"It has been an issue for so long solely between city officials and the union," said Drumgoole, a video artist from East Kensington. "It breaks my heart that they feel as if no one cares about them. Now residents can get involved and thank the trash collectors for all their hard work, especially after this tough winter."
Testifying before Council in October, Drumgoole suggested a citywide day of recognition for trash collectors.
"Most people are jaded with politics," Drumgoole said. "But if people stumble into a happy, circuslike atmosphere like the exhibit, it changes the context of the issue. They can realize how hard the sanitation workers' job really is."
Sanitation workers' union Local 427 president Charles Carrington plans on running a "peaceful rally" during the exhibit.
"This is a great chance for us to have a relationship with the people we see every week," Carrington said. "The city wants to change our overtime and pension plans, and give us 15 furlough days. We just want to be compensated. We're not even asking for half of the pie."
Jennifer Crandall, the mayor's deputy press secretary, offered the administration's comment: "Contract negotiations with DC 33 are ongoing. We will continue to reach an agreement."
Local 427 is a unit of District Council 33.
Along with Drumgoole's film, fellow artists Tim Eads and Beth Heinly will demonstrate a bicycle-powered popcorn-maker and a PVC pipe tomato gun. The innovative machines illustrate the exhibit's mission to "create an environment of homespun pizzazz, performance and serendipity."

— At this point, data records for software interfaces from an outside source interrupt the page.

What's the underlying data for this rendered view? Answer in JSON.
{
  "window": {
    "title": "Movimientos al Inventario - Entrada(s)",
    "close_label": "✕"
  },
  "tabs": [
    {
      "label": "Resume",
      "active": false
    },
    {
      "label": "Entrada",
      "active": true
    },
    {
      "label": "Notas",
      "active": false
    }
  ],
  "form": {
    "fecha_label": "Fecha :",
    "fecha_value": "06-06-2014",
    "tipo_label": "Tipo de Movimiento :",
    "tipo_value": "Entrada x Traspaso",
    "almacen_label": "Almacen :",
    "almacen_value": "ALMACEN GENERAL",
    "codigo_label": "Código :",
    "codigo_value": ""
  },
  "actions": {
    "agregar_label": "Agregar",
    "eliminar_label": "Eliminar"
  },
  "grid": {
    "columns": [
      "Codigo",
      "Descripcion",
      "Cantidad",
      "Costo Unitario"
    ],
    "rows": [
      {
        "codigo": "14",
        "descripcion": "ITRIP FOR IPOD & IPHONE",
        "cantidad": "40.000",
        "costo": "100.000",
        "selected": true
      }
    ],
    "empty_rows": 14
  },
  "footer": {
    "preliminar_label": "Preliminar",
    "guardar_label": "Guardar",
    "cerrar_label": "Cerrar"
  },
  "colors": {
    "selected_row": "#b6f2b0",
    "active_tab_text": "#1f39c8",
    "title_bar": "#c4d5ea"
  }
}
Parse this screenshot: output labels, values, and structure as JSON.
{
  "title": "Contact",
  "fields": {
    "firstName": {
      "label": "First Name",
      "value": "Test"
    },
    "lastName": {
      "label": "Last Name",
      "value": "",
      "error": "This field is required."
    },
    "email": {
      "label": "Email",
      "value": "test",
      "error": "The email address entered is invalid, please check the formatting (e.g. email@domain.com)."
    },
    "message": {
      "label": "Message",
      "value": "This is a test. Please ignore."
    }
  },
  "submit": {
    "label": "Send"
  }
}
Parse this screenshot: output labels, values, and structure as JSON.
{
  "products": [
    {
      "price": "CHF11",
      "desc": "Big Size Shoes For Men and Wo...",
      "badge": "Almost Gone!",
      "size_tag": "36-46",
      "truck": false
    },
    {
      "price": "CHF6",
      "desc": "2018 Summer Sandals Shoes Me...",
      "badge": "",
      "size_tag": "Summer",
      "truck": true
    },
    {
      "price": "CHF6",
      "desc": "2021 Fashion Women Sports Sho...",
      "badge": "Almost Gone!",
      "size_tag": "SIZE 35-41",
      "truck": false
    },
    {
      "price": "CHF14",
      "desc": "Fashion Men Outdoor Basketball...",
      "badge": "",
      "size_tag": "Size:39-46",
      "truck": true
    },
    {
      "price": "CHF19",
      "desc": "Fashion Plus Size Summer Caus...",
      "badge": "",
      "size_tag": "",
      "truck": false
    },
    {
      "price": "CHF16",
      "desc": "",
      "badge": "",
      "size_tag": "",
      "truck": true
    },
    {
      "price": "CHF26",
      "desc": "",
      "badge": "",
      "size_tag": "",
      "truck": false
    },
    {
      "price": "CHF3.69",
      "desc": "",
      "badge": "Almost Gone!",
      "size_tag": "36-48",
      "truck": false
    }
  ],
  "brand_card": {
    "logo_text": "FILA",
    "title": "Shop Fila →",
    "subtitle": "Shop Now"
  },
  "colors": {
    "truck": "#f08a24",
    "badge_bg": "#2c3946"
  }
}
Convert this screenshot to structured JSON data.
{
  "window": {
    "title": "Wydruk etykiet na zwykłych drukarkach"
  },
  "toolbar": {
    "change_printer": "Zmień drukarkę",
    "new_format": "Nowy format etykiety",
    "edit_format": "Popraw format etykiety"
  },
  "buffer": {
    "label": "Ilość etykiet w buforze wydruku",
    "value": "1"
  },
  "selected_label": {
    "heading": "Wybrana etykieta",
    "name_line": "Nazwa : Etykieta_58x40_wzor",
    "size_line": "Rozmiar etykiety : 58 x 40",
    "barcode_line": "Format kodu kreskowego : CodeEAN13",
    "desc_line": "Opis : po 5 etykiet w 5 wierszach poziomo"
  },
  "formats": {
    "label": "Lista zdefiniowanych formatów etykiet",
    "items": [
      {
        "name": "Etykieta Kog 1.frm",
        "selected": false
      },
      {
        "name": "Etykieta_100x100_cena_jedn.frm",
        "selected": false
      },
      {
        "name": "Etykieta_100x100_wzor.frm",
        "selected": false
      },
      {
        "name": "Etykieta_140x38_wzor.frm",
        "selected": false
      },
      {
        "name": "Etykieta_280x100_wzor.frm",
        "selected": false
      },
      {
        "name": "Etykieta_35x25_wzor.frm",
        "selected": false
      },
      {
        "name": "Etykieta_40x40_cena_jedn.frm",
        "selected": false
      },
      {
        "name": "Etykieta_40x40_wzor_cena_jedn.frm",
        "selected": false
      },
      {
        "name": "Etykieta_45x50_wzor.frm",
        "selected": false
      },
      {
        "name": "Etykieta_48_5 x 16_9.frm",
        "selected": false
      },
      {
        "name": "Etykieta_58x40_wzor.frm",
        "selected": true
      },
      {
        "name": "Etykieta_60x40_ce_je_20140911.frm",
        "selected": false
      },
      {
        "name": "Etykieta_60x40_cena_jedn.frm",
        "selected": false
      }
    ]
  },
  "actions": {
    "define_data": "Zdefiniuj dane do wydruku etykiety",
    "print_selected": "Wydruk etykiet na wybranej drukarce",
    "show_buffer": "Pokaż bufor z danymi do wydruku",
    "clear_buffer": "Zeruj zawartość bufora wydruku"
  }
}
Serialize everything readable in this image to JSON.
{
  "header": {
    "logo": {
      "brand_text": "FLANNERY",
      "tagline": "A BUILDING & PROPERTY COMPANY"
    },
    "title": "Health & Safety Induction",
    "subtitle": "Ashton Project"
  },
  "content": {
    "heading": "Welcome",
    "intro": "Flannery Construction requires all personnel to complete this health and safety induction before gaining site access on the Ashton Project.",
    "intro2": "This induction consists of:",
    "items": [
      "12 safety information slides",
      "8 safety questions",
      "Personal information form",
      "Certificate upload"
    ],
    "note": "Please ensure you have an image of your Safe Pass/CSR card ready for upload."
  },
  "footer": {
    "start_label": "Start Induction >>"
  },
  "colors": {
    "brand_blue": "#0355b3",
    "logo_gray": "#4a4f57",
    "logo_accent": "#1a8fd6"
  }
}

"The Place of Dead Roads," Little Berlin, 2430 Coral St., 7 tonight, free, 215-694-1309, littleberlin.org.